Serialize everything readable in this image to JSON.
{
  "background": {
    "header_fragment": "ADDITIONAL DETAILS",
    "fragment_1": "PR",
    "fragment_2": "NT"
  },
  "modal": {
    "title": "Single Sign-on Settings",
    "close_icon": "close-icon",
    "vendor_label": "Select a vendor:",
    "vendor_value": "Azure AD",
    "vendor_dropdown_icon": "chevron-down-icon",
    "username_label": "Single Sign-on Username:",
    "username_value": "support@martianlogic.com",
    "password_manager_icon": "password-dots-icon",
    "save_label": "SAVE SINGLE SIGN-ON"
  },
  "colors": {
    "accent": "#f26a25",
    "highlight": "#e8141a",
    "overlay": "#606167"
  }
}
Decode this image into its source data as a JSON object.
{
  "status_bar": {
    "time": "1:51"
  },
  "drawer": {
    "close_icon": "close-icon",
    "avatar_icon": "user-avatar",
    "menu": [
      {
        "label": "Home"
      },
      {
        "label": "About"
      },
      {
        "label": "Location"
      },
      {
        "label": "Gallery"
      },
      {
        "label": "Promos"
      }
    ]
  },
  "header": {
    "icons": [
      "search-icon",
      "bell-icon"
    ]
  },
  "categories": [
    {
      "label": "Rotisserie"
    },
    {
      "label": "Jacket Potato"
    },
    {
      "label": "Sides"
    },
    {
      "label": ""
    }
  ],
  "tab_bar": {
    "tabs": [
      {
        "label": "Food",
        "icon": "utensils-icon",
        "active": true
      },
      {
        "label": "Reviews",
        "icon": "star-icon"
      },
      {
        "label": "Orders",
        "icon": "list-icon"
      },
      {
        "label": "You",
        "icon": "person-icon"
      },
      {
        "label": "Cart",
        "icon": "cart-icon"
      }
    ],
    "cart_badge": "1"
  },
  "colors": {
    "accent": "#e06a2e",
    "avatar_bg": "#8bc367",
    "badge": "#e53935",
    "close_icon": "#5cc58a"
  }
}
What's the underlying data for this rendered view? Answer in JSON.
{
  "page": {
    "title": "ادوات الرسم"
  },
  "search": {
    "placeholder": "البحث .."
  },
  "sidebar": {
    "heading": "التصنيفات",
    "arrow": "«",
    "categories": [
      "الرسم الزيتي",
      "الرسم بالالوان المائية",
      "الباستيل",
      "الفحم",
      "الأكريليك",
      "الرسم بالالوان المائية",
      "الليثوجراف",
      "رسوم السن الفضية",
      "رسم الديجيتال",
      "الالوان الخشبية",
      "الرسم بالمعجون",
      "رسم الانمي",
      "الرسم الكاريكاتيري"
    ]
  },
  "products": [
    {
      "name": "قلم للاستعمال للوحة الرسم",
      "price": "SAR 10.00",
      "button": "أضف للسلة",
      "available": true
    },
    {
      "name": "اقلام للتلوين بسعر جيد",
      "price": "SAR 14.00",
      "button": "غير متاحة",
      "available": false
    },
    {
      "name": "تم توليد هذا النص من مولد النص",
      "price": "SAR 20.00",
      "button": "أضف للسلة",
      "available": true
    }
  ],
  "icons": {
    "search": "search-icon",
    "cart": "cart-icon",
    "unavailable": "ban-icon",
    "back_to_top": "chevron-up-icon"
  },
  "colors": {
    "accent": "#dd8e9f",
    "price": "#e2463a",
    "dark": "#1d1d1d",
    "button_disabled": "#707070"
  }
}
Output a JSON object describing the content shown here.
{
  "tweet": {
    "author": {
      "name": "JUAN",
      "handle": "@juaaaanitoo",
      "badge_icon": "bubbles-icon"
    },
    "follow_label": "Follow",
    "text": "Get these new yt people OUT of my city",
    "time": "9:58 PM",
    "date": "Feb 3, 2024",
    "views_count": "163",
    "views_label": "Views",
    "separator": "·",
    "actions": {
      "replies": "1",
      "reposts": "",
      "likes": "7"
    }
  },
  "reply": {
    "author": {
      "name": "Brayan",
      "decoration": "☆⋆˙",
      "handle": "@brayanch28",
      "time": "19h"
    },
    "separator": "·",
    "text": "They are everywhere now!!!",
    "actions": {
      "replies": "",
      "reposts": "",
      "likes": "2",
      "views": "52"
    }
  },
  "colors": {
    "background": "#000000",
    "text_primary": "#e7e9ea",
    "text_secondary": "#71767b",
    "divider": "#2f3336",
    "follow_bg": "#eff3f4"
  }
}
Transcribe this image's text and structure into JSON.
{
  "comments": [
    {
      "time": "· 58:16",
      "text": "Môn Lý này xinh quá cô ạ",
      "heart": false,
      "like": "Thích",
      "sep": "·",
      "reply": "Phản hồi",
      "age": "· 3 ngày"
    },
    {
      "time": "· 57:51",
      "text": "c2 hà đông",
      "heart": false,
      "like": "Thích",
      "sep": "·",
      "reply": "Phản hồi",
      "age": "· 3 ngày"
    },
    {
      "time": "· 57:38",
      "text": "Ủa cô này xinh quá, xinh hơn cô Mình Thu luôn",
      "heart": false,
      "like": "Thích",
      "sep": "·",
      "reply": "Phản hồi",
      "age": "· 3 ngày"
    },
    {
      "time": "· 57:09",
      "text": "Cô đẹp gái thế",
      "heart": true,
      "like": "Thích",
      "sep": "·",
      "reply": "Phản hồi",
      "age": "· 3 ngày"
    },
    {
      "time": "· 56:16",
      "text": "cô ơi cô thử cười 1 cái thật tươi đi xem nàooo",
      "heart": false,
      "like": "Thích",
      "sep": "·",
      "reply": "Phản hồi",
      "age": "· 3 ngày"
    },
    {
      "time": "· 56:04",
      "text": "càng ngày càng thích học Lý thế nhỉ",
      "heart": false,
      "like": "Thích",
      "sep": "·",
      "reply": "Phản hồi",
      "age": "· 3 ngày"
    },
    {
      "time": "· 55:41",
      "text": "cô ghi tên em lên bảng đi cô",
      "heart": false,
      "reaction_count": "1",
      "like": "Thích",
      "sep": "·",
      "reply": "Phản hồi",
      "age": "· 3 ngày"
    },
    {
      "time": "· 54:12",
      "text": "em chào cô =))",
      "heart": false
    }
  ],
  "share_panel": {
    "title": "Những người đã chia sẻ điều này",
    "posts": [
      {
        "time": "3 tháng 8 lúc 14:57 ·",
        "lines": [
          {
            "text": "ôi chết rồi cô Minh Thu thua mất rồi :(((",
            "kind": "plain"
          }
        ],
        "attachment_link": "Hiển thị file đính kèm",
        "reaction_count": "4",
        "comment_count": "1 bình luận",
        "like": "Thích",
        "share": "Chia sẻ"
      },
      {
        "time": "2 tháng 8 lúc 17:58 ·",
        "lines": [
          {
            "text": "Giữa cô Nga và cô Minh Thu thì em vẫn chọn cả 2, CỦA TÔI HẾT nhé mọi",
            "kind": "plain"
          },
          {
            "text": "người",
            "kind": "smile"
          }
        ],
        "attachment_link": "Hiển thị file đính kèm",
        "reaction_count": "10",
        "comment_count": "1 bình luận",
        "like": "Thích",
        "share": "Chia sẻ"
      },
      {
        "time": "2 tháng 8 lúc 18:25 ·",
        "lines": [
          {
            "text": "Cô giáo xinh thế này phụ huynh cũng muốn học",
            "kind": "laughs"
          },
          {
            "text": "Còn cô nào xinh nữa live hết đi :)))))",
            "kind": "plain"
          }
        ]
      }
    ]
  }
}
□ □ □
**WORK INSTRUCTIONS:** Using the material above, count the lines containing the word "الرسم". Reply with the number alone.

**RESPONSE TO THE EXERCISE:** 7